— DIRECTIONS FOR THIS TASK —
Take each line below that has "name" and copy it.

============================================================

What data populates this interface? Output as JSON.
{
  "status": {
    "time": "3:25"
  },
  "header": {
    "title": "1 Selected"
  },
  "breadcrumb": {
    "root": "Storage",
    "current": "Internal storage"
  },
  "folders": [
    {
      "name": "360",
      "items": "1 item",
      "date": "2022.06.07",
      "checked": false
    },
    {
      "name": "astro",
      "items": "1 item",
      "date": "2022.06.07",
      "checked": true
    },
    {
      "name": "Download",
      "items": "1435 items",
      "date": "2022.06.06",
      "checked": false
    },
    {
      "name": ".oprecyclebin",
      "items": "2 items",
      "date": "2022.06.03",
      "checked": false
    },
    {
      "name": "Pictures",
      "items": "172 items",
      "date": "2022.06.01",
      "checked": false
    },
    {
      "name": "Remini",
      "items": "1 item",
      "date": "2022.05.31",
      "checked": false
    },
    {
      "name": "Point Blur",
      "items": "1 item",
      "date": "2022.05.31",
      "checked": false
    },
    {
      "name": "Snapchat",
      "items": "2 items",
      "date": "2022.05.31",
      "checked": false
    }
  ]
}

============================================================

— SOLVED EXERCISE —
      "name": "360",
      "name": "astro",
      "name": "Download",
      "name": ".oprecyclebin",
      "name": "Pictures",
      "name": "Remini",
      "name": "Point Blur",
      "name": "Snapchat",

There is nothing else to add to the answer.